So in March, when she visited a group of community bankers in a conservative corner of her district, she seemed ready for a chilly reception. "Let's see what these guys have to say for themselves," Ms. Waters said with a smirk as she emerged from her S.U.V.
President Barack Obama nominated veteran Rep. Melvin Watt to head the Federal Housing Finance Agency, the government regulator that oversees lending giants Fannie Mae and Freddie Mac. He also has chosen a former telecommunications lobbyist to head the Federal Communications Commission, the White House said.
Watt, a North Carolina Democrat who has been in Congress for 20 years, would replace Edward DeMarco, an appointee of Republican President George W. Bush, who has been a target of housing advocates, liberal groups and Democratic lawmakers.
Congresswoman Maxine Waters released the following statement today in response to news that President Barack Obama will nominate Congressman Melvin L. Watt to be Director of the Federal Housing Finance Agency:

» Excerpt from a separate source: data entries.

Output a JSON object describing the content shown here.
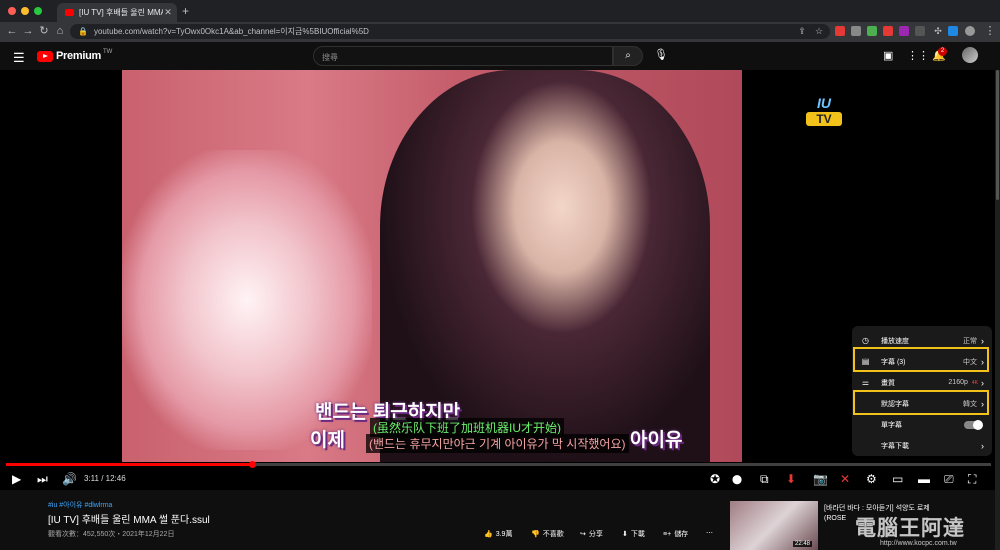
{
  "browser": {
    "tab_title": "[IU TV] 후배들 울린 MMA 썰 푼다.",
    "url": "youtube.com/watch?v=TyOwx0Okc1A&ab_channel=이지금%5BIUOfficial%5D"
  },
  "header": {
    "logo_text": "Premium",
    "region": "TW",
    "search_placeholder": "搜尋",
    "notification_count": "2"
  },
  "video": {
    "watermark_line1": "IU",
    "watermark_line2": "TV",
    "burned_sub_line1": "밴드는 퇴근하지만",
    "burned_sub_line2_left": "이제",
    "burned_sub_line2_right": "아이유",
    "caption_zh": "(虽然乐队下班了加班机器IU才开始)",
    "caption_kr": "(밴드는 휴무지만야근 기계 아이유가 막 시작했어요)",
    "current_time": "3:11",
    "duration": "12:46",
    "progress": 0.25
  },
  "settings_menu": {
    "items": [
      {
        "label": "播放速度",
        "value": "正常"
      },
      {
        "label": "字幕 (3)",
        "value": "中文"
      },
      {
        "label": "畫質",
        "value": "2160p",
        "badge": "4K"
      },
      {
        "label": "默認字幕",
        "value": "韓文"
      },
      {
        "label": "單字幕",
        "value": ""
      },
      {
        "label": "字幕下載",
        "value": ""
      }
    ]
  },
  "below": {
    "tags": "#iu #아이유 #dlwlrma",
    "title": "[IU TV] 후배들 울린 MMA 썰 푼다.ssul",
    "meta": "觀看次數：452,550次・2021年12月22日",
    "actions": {
      "likes": "3.9萬",
      "dislike": "不喜歡",
      "share": "分享",
      "download": "下載",
      "save": "儲存"
    },
    "rec_title_1": "[바라던 바다 : 모아듣기] 석양도 로제",
    "rec_title_2": "(ROSE",
    "rec_duration": "22:48"
  },
  "site_watermark": {
    "text": "電腦王阿達",
    "url": "http://www.kocpc.com.tw"
  },
  "colors": {
    "accent": "#ff0000",
    "highlight": "#f2c21b",
    "caption_zh": "#6cf06c",
    "caption_kr": "#f5a3a3",
    "link": "#3ea6ff"
  }
}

Congresswoman Maxine Waters, Ranking Member of the House Financial Services Committee, joined by Representative Michael E. Capuano and 65 of their Democratic House colleagues, has released a letter to key Members of the House Committee on Appropriations urging adequate funding for critical community development and housing programs in the Fiscal Year 2014 Transportation, Housing and Urban Development (THUD) appropriations bill.
Congresswoman Maxine Waters, Ranking Member of the House Committee on Financial Services, introduced the Project Rebuild Act of 2013 on Thursday afternoon. This legislation would provide funding for the rehabilitation of foreclosed and abandoned properties, helping to prevent the deterioration of neighborhoods which leads to plummeting housing prices and lower quality of life for residents.
In recent years, the agency has stepped into the void, providing crucial liquidity as private firms have retreated from writing mortgage insurance policies, particularly for key groups such as first time homebuyers.
Responding to a prompt asking what she is most optimistic about heading into the New Year, the Congresswoman replied: